Please repeat the data exactly, leaving nothing out.

*** Opening Record set ***

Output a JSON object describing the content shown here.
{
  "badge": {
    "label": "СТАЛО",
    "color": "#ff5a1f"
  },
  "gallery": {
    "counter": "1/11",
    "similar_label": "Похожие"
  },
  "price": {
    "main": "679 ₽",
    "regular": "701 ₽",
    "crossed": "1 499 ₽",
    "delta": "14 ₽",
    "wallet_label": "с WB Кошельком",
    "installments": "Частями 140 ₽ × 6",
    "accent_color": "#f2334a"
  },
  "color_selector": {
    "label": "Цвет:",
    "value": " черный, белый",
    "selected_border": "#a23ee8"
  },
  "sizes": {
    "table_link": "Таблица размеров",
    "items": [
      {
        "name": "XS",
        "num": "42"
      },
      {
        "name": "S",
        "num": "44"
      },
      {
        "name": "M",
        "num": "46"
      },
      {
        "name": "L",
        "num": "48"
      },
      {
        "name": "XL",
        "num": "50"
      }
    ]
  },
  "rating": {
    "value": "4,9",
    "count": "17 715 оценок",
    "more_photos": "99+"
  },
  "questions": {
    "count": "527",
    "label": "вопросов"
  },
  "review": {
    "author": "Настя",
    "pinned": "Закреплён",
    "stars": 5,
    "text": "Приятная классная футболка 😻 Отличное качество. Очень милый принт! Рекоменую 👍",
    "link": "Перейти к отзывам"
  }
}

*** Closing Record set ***

### Answer for this exercise
Output a JSON object describing the content shown here.
{
  "badge": {
    "label": "СТАЛО",
    "color": "#ff5a1f"
  },
  "gallery": {
    "counter": "1/11",
    "similar_label": "Похожие"
  },
  "price": {
    "main": "679 ₽",
    "regular": "701 ₽",
    "crossed": "1 499 ₽",
    "delta": "14 ₽",
    "wallet_label": "с WB Кошельком",
    "installments": "Частями 140 ₽ × 6",
    "accent_color": "#f2334a"
  },
  "color_selector": {
    "label": "Цвет:",
    "value": " черный, белый",
    "selected_border": "#a23ee8"
  },
  "sizes": {
    "table_link": "Таблица размеров",
    "items": [
      {
        "name": "XS",
        "num": "42"
      },
      {
        "name": "S",
        "num": "44"
      },
      {
        "name": "M",
        "num": "46"
      },
      {
        "name": "L",
        "num": "48"
      },
      {
        "name": "XL",
        "num": "50"
      }
    ]
  },
  "rating": {
    "value": "4,9",
    "count": "17 715 оценок",
    "more_photos": "99+"
  },
  "questions": {
    "count": "527",
    "label": "вопросов"
  },
  "review": {
    "author": "Настя",
    "pinned": "Закреплён",
    "stars": 5,
    "text": "Приятная классная футболка 😻 Отличное качество. Очень милый принт! Рекоменую 👍",
    "link": "Перейти к отзывам"
  }
}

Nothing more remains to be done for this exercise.